▶ **What is expected**
Print the data verbatim. Leave every image out.

━━━ Source data

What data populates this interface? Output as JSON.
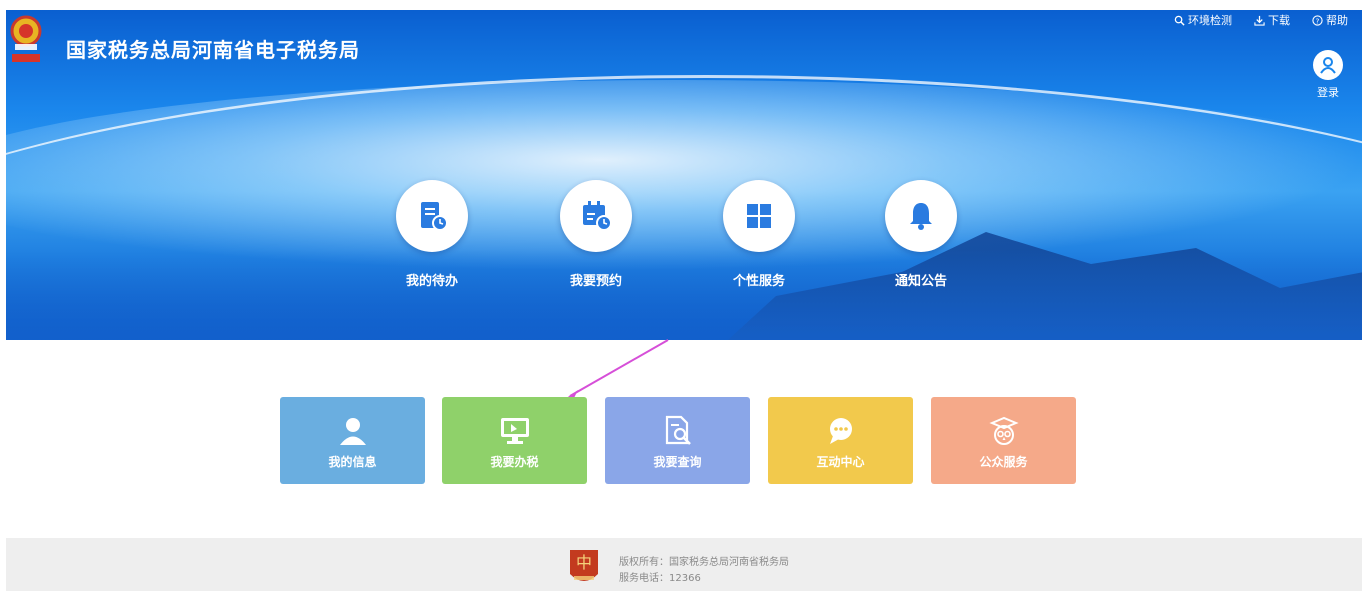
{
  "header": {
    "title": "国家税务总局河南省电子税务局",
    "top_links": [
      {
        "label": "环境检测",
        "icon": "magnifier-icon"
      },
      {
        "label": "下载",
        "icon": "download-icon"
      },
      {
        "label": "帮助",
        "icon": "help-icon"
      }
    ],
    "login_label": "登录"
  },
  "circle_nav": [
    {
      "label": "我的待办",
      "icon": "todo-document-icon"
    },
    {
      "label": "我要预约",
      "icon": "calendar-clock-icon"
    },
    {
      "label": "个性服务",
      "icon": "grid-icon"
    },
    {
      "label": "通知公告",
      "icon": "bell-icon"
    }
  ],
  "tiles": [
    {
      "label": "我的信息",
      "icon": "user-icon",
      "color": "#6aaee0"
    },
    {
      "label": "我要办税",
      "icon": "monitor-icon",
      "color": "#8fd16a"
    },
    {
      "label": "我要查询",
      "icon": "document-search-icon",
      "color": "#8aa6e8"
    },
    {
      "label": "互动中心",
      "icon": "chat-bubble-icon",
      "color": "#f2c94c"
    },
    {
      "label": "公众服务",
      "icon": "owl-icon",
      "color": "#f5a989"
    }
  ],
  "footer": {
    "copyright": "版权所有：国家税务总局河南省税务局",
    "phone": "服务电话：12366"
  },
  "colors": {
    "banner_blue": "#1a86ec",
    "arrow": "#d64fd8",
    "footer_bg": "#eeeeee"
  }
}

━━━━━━

▶ **Result**
What data populates this interface? Output as JSON.
{
  "header": {
    "title": "国家税务总局河南省电子税务局",
    "top_links": [
      {
        "label": "环境检测",
        "icon": "magnifier-icon"
      },
      {
        "label": "下载",
        "icon": "download-icon"
      },
      {
        "label": "帮助",
        "icon": "help-icon"
      }
    ],
    "login_label": "登录"
  },
  "circle_nav": [
    {
      "label": "我的待办",
      "icon": "todo-document-icon"
    },
    {
      "label": "我要预约",
      "icon": "calendar-clock-icon"
    },
    {
      "label": "个性服务",
      "icon": "grid-icon"
    },
    {
      "label": "通知公告",
      "icon": "bell-icon"
    }
  ],
  "tiles": [
    {
      "label": "我的信息",
      "icon": "user-icon",
      "color": "#6aaee0"
    },
    {
      "label": "我要办税",
      "icon": "monitor-icon",
      "color": "#8fd16a"
    },
    {
      "label": "我要查询",
      "icon": "document-search-icon",
      "color": "#8aa6e8"
    },
    {
      "label": "互动中心",
      "icon": "chat-bubble-icon",
      "color": "#f2c94c"
    },
    {
      "label": "公众服务",
      "icon": "owl-icon",
      "color": "#f5a989"
    }
  ],
  "footer": {
    "copyright": "版权所有：国家税务总局河南省税务局",
    "phone": "服务电话：12366"
  },
  "colors": {
    "banner_blue": "#1a86ec",
    "arrow": "#d64fd8",
    "footer_bg": "#eeeeee"
  }
}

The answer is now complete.